COTEAU HOLMES — It’s a simple vacation: You come out to the Atchafalaya Basin and shoot an alligator.
“Swamp People,” the cable television show on the History Channel, has popularized the idea and Billy Duplechein, 41, owner of Country Boy Hunting Club, wants to accommodate those vacationing out-of-towners.
Duplechein said tourists are willing to pay $1,000 to come out and shoot one 10-foot gator and spend two nights in his bayou dwelling near Bayou Benoit, just 15 minutes away from Henderson.
Hunters sell their catch for $26 per foot, which means $260 for a 10-foot alligator, he said.
“There’s no money in that, but if you sell hunts (to tourists), you can get anywhere from $1,000 to $5,000 for the hunts. That’s how you make your money.”
“People up North never seen ’em much less shot ’em,” he said.
So, Duplechein and others in the business advertise trips to city slickers and anyone else who want the rush of shooting an alligator.
A two-night stay at either his houseboat or his three-story treehouse in the middle of the swamp costs $1,000 and includes killing one alligator up to 10 feet long, Duplechein said. Each additional foot, he said, costs $1,000.
Duplechein leases about 1,500 acres on the bayou. He said leases cost between $3 and $9 an acre. Based on the lease’s acreage, Louisiana gives out tags and each one is a permit to kill an alligator, Duplechein said. For the month-long season that ended Wednesday, Duplechein had 21 tags.
In his first season in the business this year, customers came from as far off as Pennsylvania and California, Duplechein said. There was no problem filling the tags, and they could have used them all in one afternoon, Duplechein said.
As bait, he uses chicken and a 2,400-pound test steel hook, which looks inviting as it dangles from a branch above the water.

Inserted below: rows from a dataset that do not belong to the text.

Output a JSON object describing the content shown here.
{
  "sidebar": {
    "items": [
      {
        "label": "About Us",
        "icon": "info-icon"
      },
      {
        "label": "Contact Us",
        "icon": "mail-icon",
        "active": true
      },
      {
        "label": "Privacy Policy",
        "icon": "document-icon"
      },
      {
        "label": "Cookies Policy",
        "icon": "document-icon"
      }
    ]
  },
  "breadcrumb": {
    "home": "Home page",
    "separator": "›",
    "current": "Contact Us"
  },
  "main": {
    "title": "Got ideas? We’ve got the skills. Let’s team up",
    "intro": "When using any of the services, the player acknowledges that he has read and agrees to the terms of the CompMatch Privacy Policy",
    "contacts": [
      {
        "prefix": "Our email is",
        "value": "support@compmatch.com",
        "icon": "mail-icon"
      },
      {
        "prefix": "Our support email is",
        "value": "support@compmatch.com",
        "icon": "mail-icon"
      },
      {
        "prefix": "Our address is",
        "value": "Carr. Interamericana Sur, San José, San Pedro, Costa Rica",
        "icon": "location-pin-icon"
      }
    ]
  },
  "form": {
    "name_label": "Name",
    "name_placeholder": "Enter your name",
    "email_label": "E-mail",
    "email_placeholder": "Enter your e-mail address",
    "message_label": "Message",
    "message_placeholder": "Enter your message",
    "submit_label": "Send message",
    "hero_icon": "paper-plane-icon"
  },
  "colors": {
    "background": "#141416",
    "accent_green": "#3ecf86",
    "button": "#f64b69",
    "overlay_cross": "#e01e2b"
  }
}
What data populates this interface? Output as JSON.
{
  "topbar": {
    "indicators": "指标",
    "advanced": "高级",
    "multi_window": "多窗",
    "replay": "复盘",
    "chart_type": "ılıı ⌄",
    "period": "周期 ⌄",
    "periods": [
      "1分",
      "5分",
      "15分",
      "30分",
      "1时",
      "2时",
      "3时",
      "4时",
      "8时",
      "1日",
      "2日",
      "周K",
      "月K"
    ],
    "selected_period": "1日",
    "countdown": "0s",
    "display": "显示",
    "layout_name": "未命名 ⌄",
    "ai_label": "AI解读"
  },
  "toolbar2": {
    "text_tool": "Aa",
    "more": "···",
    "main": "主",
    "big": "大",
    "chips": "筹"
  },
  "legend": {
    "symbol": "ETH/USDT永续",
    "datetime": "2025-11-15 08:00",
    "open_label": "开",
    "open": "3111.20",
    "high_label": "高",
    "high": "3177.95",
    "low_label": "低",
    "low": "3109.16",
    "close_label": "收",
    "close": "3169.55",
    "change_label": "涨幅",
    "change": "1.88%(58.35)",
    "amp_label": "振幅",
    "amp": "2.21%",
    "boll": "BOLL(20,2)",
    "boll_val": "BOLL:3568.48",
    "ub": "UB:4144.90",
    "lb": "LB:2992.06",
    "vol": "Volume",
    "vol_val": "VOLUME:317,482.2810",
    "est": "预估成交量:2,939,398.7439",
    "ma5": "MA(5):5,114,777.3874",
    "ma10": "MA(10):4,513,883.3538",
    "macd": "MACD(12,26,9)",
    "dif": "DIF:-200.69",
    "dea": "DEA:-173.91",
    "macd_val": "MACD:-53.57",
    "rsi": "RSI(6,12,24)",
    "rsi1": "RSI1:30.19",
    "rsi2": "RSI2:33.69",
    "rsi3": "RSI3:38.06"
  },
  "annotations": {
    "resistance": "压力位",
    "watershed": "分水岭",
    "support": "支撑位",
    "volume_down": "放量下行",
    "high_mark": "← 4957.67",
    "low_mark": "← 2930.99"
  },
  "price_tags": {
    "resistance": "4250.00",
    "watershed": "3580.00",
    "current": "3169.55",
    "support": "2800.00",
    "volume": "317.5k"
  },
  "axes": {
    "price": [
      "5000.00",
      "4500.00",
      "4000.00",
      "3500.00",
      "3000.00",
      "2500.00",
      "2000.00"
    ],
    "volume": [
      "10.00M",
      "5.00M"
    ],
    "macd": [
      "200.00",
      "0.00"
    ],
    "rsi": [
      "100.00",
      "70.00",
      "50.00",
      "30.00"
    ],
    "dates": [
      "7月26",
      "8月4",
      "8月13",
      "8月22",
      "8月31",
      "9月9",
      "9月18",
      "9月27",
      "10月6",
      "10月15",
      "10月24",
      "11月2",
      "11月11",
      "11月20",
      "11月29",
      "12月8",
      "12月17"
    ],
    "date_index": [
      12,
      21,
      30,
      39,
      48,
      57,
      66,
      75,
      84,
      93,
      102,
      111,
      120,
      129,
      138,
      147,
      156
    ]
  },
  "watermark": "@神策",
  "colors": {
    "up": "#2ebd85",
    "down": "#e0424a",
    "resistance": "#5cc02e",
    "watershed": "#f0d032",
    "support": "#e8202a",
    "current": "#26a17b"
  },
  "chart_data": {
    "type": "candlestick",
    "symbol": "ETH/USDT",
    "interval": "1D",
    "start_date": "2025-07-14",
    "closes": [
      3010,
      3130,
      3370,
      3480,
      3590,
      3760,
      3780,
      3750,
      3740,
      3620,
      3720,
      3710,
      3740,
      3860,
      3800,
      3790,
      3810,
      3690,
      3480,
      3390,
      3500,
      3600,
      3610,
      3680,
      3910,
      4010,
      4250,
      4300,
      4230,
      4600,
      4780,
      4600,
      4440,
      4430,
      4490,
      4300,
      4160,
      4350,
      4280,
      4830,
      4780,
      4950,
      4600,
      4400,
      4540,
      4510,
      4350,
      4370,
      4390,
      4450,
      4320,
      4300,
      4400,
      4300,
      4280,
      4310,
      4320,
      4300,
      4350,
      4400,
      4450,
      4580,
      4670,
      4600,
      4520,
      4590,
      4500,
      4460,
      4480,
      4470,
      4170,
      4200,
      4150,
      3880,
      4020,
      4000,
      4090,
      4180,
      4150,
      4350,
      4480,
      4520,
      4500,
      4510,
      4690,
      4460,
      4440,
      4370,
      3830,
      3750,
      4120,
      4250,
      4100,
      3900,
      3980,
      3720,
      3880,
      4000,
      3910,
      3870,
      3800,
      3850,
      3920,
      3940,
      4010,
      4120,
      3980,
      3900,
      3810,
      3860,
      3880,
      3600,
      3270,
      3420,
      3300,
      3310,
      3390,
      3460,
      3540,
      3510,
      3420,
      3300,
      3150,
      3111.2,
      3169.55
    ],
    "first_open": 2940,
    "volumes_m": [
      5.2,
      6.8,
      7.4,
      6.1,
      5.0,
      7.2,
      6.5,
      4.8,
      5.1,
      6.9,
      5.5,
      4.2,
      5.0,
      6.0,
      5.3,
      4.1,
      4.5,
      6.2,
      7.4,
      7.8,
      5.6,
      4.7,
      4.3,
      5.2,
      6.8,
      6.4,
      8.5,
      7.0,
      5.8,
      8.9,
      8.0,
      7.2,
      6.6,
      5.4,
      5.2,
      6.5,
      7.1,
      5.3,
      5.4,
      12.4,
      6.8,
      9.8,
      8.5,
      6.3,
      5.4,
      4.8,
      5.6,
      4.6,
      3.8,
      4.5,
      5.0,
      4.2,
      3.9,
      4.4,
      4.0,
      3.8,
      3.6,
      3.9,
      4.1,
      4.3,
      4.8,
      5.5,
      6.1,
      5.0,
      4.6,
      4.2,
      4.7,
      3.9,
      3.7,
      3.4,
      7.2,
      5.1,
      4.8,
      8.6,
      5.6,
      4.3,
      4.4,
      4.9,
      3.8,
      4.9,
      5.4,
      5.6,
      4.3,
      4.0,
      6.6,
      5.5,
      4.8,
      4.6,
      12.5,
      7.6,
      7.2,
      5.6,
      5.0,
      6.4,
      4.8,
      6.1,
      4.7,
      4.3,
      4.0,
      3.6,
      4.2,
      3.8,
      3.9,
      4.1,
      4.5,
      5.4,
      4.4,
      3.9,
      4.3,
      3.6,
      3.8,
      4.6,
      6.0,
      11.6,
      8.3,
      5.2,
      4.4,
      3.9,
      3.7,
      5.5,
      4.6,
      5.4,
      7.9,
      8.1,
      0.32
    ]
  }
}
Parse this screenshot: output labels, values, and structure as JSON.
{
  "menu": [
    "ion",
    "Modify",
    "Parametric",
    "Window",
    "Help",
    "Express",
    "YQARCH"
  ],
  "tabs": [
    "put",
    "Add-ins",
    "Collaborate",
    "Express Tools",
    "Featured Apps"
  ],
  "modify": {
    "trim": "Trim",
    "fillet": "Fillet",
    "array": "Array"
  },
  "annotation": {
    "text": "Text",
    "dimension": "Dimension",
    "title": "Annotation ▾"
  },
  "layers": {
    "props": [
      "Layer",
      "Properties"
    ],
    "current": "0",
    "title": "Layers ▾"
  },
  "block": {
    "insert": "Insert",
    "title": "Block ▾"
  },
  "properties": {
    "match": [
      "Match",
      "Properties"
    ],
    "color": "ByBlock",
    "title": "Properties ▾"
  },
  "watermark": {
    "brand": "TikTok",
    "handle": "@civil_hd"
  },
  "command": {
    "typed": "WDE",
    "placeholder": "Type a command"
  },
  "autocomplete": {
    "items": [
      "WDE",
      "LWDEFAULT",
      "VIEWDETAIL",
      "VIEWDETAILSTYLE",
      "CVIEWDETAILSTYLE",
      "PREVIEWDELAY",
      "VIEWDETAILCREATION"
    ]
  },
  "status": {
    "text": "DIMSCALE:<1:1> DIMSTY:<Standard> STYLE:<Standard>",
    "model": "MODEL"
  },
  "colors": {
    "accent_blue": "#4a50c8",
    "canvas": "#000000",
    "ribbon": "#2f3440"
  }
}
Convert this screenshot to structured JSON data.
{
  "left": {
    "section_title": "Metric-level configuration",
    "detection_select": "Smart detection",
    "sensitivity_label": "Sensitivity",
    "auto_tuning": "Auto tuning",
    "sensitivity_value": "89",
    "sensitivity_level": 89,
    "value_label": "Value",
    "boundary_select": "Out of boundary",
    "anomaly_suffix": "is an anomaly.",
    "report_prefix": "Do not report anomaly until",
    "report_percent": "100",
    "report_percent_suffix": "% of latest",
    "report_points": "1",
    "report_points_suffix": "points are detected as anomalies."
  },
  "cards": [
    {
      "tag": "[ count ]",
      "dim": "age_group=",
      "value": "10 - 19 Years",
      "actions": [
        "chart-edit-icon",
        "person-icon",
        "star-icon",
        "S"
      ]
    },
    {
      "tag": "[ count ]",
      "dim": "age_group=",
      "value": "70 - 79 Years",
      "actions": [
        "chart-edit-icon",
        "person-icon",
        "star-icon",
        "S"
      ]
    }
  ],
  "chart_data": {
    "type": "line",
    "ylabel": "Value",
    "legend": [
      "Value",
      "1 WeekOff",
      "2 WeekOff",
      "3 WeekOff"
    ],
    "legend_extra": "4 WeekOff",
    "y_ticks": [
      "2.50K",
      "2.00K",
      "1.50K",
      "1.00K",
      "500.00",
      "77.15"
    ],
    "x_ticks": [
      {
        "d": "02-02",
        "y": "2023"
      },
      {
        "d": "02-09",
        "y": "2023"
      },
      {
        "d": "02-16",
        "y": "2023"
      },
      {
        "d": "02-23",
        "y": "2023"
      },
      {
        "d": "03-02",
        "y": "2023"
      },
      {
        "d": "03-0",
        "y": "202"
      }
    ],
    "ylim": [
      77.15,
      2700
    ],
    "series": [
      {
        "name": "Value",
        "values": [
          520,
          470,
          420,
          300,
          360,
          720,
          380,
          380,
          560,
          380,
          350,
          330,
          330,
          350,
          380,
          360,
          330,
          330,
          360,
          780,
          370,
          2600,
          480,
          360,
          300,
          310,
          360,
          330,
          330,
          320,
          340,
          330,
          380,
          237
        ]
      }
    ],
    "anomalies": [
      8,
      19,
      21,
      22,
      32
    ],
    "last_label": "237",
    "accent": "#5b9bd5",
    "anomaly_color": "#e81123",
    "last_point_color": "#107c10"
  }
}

He secures the end of the 1,100-pound test line tied to the hook to a tree onshore.
The higher the bait is raised out of the water, the bigger the gator it will yield, as only the larger ones can jump up to reach it. Once the unsuspecting reptile chomps down, the hook catches in their stomach, Duplechein said. And the gator is stuck.
But the animals’ insides are like steel. One “was so powerful that it straightened the hook out,” said Joey Prados, a mechanic who helps Duplechein with the hunts. Duplechein’s nephew Nick Louviere also works with him.
Then, they pull the hooked reptile slowly toward the boat.
“If you pick (up the line) slow, it won’t fight you,” Prados said. “You see on TV how they fight. They make them fight for TV.”
Then, the tourist takes hold of the .17-caliber rifle. “There’s only one spot in the ear that will get them,” Duplechein said. “You don’t want to mess up the hide. The more holes in the hide, the less money you make.”
It’s not always easy though. Prados’ kids watched as their dad and the others shot a gator 14 times before it was subdued. Initially, they pulled him onto the bank and left him after he was shot several times.
“We came back and he was going out into the water,” Duplechein said.
“He was going back into the water with his mouth taped and everything,” Prados said, laughing.
Many hunters sell their gator meat to Sidney Guidry Jr., who owns Cypress Briar Enterprises, an alligator processing plant. There, the animals are skinned and the meat is processed.
Guidry, however, does not buy the skins. Even Troy Landry, one of the hunters on “Swamp People” uses the plant.
A good wholesale price for alligator meat is $6 per pound, Guidry said.
“That’s decently high,” he said.
But the skins are what matters. On the larger animals, the skins will go for about $25 per foot, but the hide is sold based on centimeters across the belly, Guidry said.
The wild-caught alligators must be passed through a metal detector. Guidry has found license plates, canine dog tags and even a bucket inside them.
Contrary to what many may believe, the best gator meat does not come from the tail, Guidry said. Though his plant sells in volume and does not offer different cuts of meat, he knows the choice cut.
“If I want to eat alligator meat, I get it from the jaws. If a friend of mine wants alligator meat and he gives me time, I’ll get it from the jaws, (because it’s the most tender),” Guidry said.